He later tells Pete Campbell (his mini-me in the office) that dogs are better than wives because they're more understanding. But after yet another embarrassment similar to the still-born experience with American Airlines (he wasted everyone's time by bringing the Playtex guys in to see a new campaign; they had decided before the meeting that they wanted to stick with the old work), he discovers from his kids that his ex is soon remarrying, and that the new husband is allergic to dogs, hence the return of Chauncey. He goes off the leash -- and hits the bottle. But because he can't stand to see his loser-self reflected in his faithful dog's eyes, he cruelly abandons Chauncey right on Madison Avenue. It's painful to watch.
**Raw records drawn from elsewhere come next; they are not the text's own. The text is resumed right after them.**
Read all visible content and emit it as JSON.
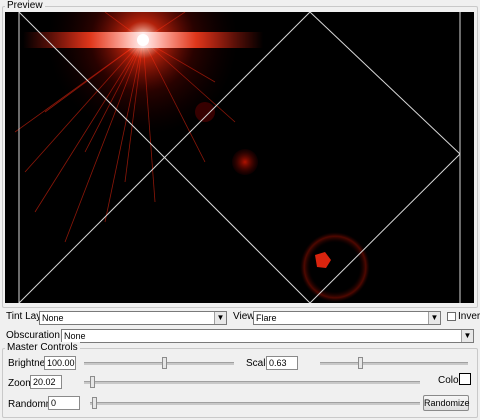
{
  "preview": {
    "title": "Preview"
  },
  "tint": {
    "label": "Tint Layer",
    "value": "None"
  },
  "view": {
    "label": "View",
    "value": "Flare"
  },
  "invert": {
    "label": "Invert",
    "checked": false
  },
  "obscuration": {
    "label": "Obscuration Layer",
    "value": "None"
  },
  "master": {
    "title": "Master Controls",
    "brightness": {
      "label": "Brightness:",
      "value": "100.00"
    },
    "scale": {
      "label": "Scale:",
      "value": "0.63"
    },
    "zoom": {
      "label": "Zoom:",
      "value": "20.02"
    },
    "color": {
      "label": "Color:",
      "swatch": "#ffffff"
    },
    "randomness": {
      "label": "Randomness:",
      "value": "0"
    },
    "randomize_label": "Randomize"
  },
  "colors": {
    "flare_core": "#ffffff",
    "flare_red": "#ff2a10",
    "overlay_lines": "#d8d8d8",
    "canvas": "#000000"
  }
}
We knew he had a drinking problem, but who knew he had major dog issues, too?
Rising account guy Pete Campbell leaves the office just as a model who came to a Maidenform casting call is getting in the elevator. The casting call brought out all of the crudeness of the time: Peggy was kept outside, as the men of the agency "bra-ditioned" the women behind closed doors. (Peggy gets angry and announces, "I have a good eye for this!") Pete chats the disappointed model up, and ends up going home with her (shades of Peggy.) Despite their apparent non-chemistry, they have sex in her one-room apartment as her mother (in an unusual bit of 1962 parenting) is sequestered without complaint on the other side of a plastic divider. Meanwhile, the TV blares about the "sanctity of space." Pete gets home to his fancy Upper East Side digs around dawn, and has to look himself in the mirror.
We get to see two sides of Peggy as well -- she finds out that the agency invited the Playtex group out to a stripper bar. "If we were to take you to see some women in their underwear, would that be too much like work?" That's what Fred -- the account guy who plays Mozart on his zipper, and tells Peggy to write some "titillating copy" while hitting her on the ass -- says to the Playtex guys. They go to the Tom-Tom -- another double! After Joan advises Peggy that if she wants to be taken seriously she has to stop dressing like a little girl, she shows up in a sexy, low-cut cocktail dress, and the client not only tells her to stay, but plunks her down on his lap. (Did Mary Wells start out this way?)
While this scene is painful to watch, it does illustrate the frustrating and confining possibilities for women in business at the time. Still, Peggy's sexing herself up as her route for success seems dubious. Pete gives her a disapproving look, betraying jealousy, anger, and an obvious double standard.
A similar thing happens between Don and his wife. She serves her kids breakfast in a flaming tangerine bikini outfit -- and looks better in it than the zaftig women modeling the bathing suits at the country club during a "ribs and fashion show." But an angry and controlling Don tells her to take it off. "It's desperate," he says.
Before the bikini fashion show, the scene at the country club on Memorial Day included a salute to war heroes. "Heroes, on your feet!" the MC says. Don stands up, to applause and an adoring look from his little girl.
In the final scene, his daughter Sally comes into the bathroom to watch him shave. (Again, a mirror figures heavily in the scene.) "I'm not going to talk. I don't want you to cut yourself," she says, looking up with love. And perhaps the pang of all of his collective lies and lack of heroism gets to him. He tells her to leave, and sits down on the toilet, a small, unhappy, isolated figure, seen twice -- once as himself, once as his mirror image.